Mr. Norton, in support of the application, then proceeded to comment on the testimony given on both sides, to shew that the finding of the assessors was contrary to the evidence.  The learned gentleman contended, that the very fact of the value of the cwt. of flour tendered by the defendant, as was in proof before the Court, not being greater than that of the biscuit in its manufactured state, was conclusive as to the understanding on the part of the plaintiff at the time he entered into the contract; it being quite clear that he never could have contemplated bestowing his time and labour for nothing, as he evidently would do were he to receive flour, of itself was not worth more in the market than the biscuit which he was to give in exchange for it.

Mr. Keith replied.

The Court was of opinion that justice had not been done by the finding of the Assessors, and that a new trial ought to be granted, upon the broad principle not only of equity, but of law, that in all contracts the consideration ought to be co-extensive with the obligation.  From the evidence in this case, it was quite clear that there had been no quid pro quo; and, though it had been urged that the plaintiff had made the bargain with his eyes open, still if it appeared that he had dealings with a sharper person than himself, it was the duty of the Court, upon a view of all the circumstances, to see that the interpretation of the contract into which he had entered was such as would be warranted by the principles of law and equity.  Under all the circumstances of the case, their Honors were of opinion that a new trial ought to be had. - Motion granted.

 

Notes
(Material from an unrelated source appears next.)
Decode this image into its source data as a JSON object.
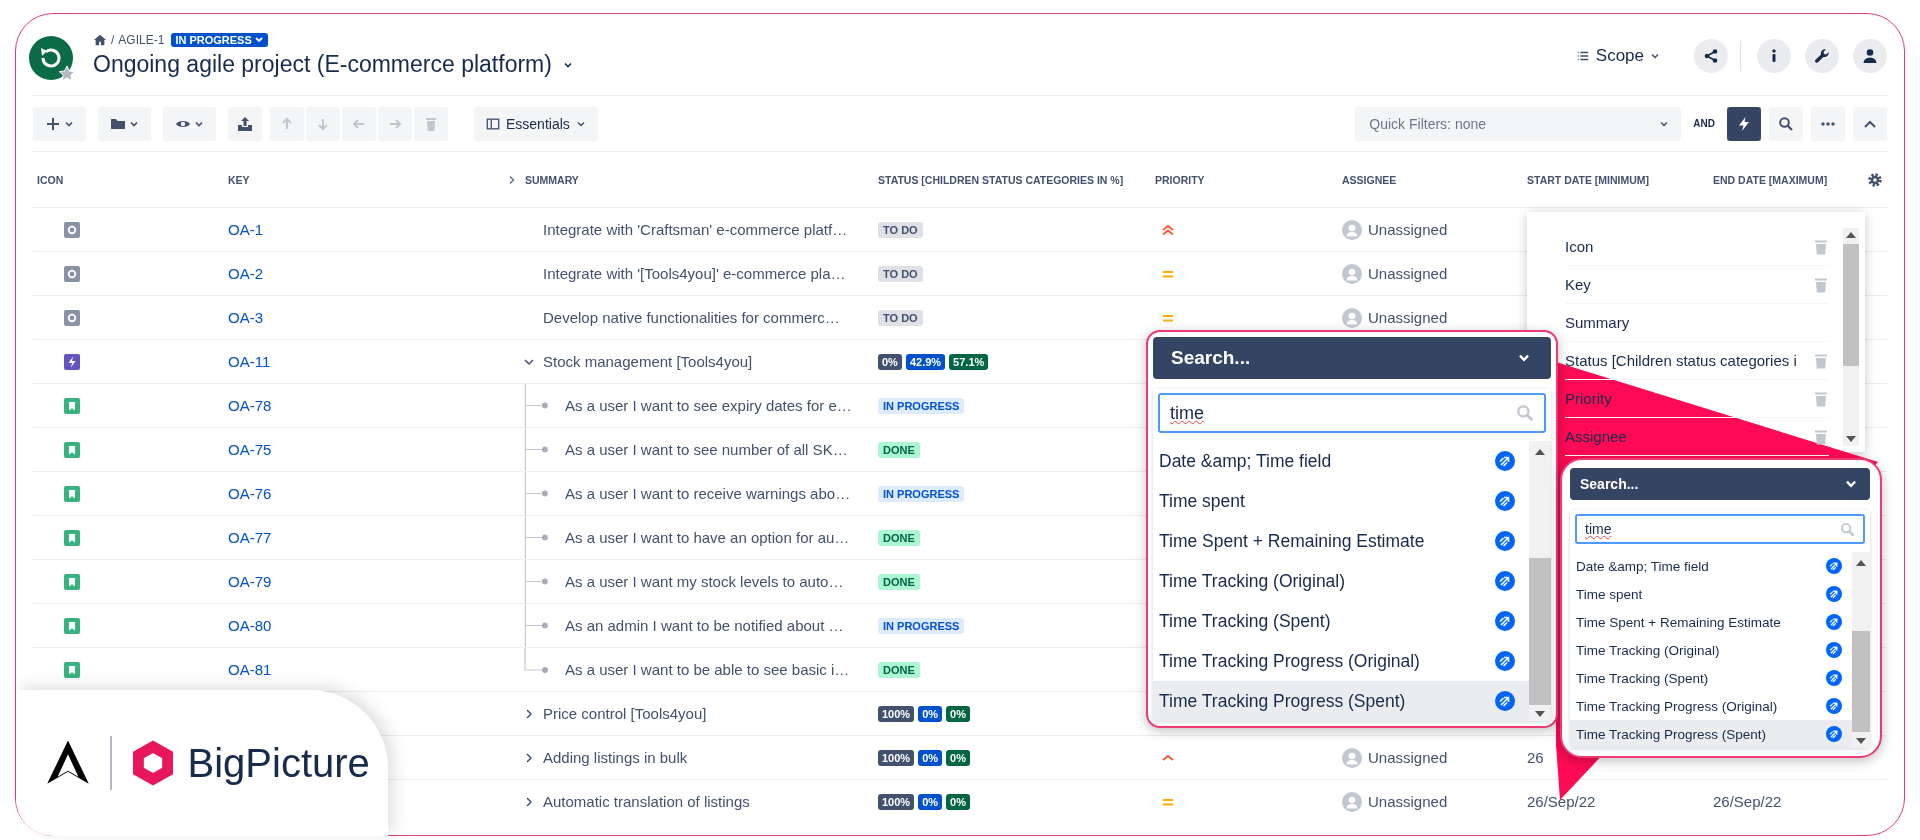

[1 ] The exact date of trial does not appear in the newspaper.

Published by the Division of Law, Macquarie University